A camera captures an image when the digital sensor or a film is exposed to light. The shutter is basically a screen that keeps this light out when one is not taking a photograph. In simple terms, upon pressing the shutter release button, the shutter opens, allowing an image to be recorded, and its closing stops the recording. Shutter speed refers to the time this is screen opens to allow the light onto the image – it could be milliseconds to minutes. Understanding shutter speed is crucial to understand how light affects an image. A longer time frame that the shutter is open for will allow a lot of light in and on the contrary a very quick shutter speed will make the image dark. Its one of the three different settings that affect the exposure along with ISO and aperture, and is responsible for the brightness or darkness os an image and to create either a blur or freezing an action (Creative Live, 2020).
Shutter speed is responsible for two particular things: changing the brightness of your photo, and creating dramatic effects by either freezing action or blurring motion.A simple diagram to understand how shutter speed works is given below. A shutter speed too slow will create a blur as shown in the diagram below.
Shutter priority mode allows you to control the speed of the shutter while the camera takes over the rest. While the shutter is open and recording an image, any movement will cause a blur and therefore shutter speed must match the speed of the movement. A faster shutter will ensure that the blur is avoided. As a general rule the shutter speed must match the focal length of your lens. For example, if you are using a 300mm lens then your shutter speed must be at least 1/300 in order to avoid any unwanted camera shake by maintaining a shutter speed equal to the focal length of a lens, often referred to as the Reciprocal Rule. Using faster shutter speeds can prevent blur by camera shake because there is a direct correlation between the two – the more chances of a camera shake the longer your focal length is as camera movement gets magnified at longer focal lengths. It is important to note that this applicable on a handheld camera as cameras mounted on a tripod will not require as fast a shutter speed (Mansurov, 2020)
Having talked about how to avoid blur, creative usage of shutter speed can also result in creating intentional blur to produce some great effects. Intentional blur, added to the right spot can create a sense of motion into an image. Another creative usage of shutter speed can be used to keep the subject in sharp focus while blurring the background. Panning and long exposure photography are some examples of how to use shutter speed to generate creative images. I found this video explaining shutter speed simply (Creative Live, 2020).
Using a longer shutter speed means exposing the camera sensor to light for a significant amount of time resulting in a motion blur, an effect often used in advertisements of cars and bikes to communicate the sense of speed and motion. A slow shutter speed can be creatively used for night photography and landscapes with a waterbody in it to create effective blurs (Mansurov, 2020).
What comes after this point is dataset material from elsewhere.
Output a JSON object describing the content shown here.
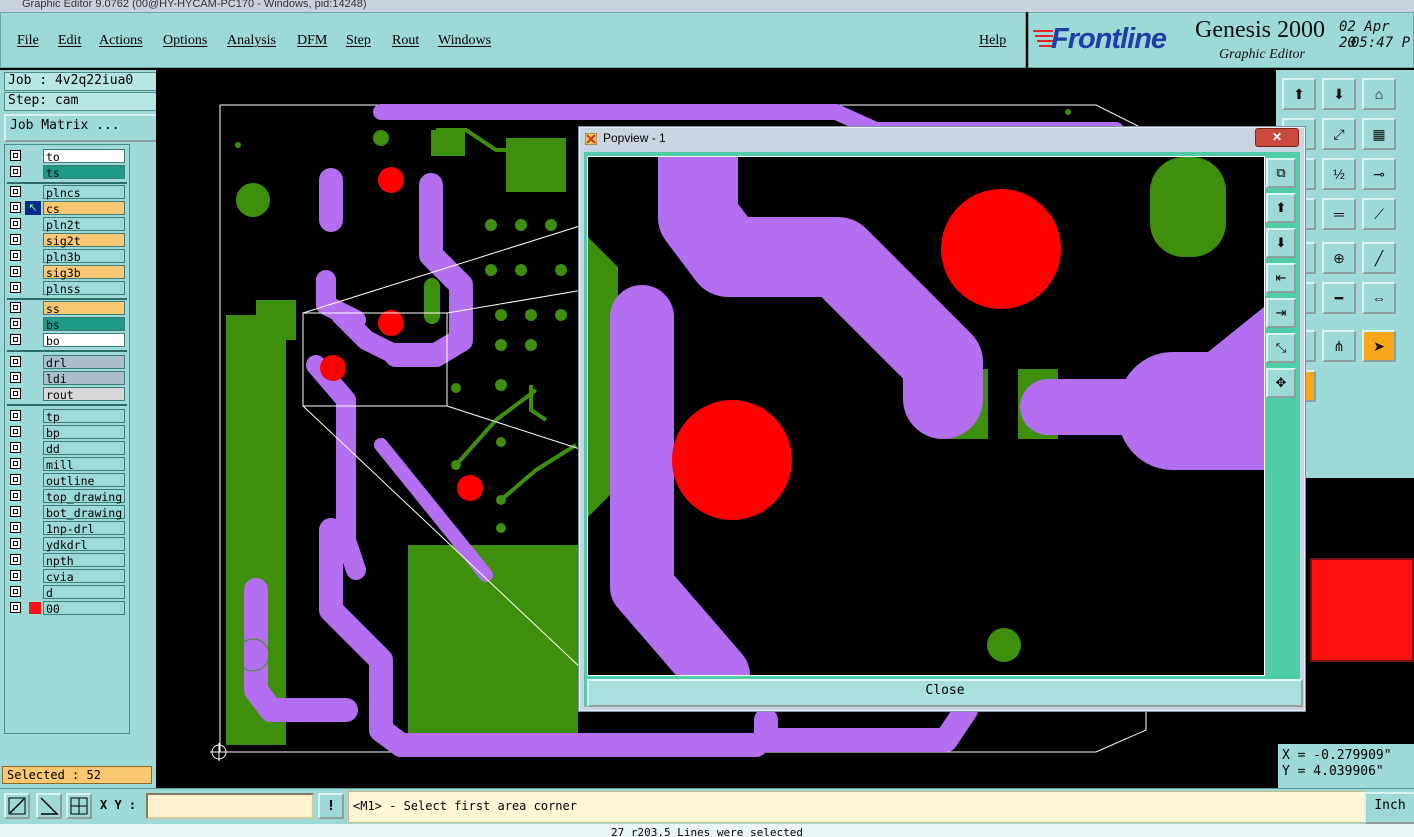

I would like to show some experimentation I did with shutter speed during FiP that effectively explains the effects of various shutter speeds. More about my set-up and on this exercise can be found here.
Shutter Speed Chart (Fig 3-21)
On the other hand, shutter speed can be used to freeze motion like in the image below.
To wrap it up, shutter speed should ideally be thought about keeping in mind the other two elements of the exposure triangle in mind, that is aperture and ISO, as one will need to change those settings as well in order to compensate for a correct exposure. For instance, speeding the shutter up from 1/125th to 1/250th will mean that the light coming in to your camera is reduced to half and to compensate for this you will need to increase your aperture by one stop say from f16 to f11 or pump up your ISO from 10 to 400 (Rowse, 2020)
This post is just a refresher course for me as I have always preferred to work with Aperture priority mode for my wildlife work and manual for my commercial work. Shutter priority mode is something I am not too comfortable with as I haven’t practised much in it, so I look forward to great learnings from this part of the coursework, working with shutter priority as my main setting.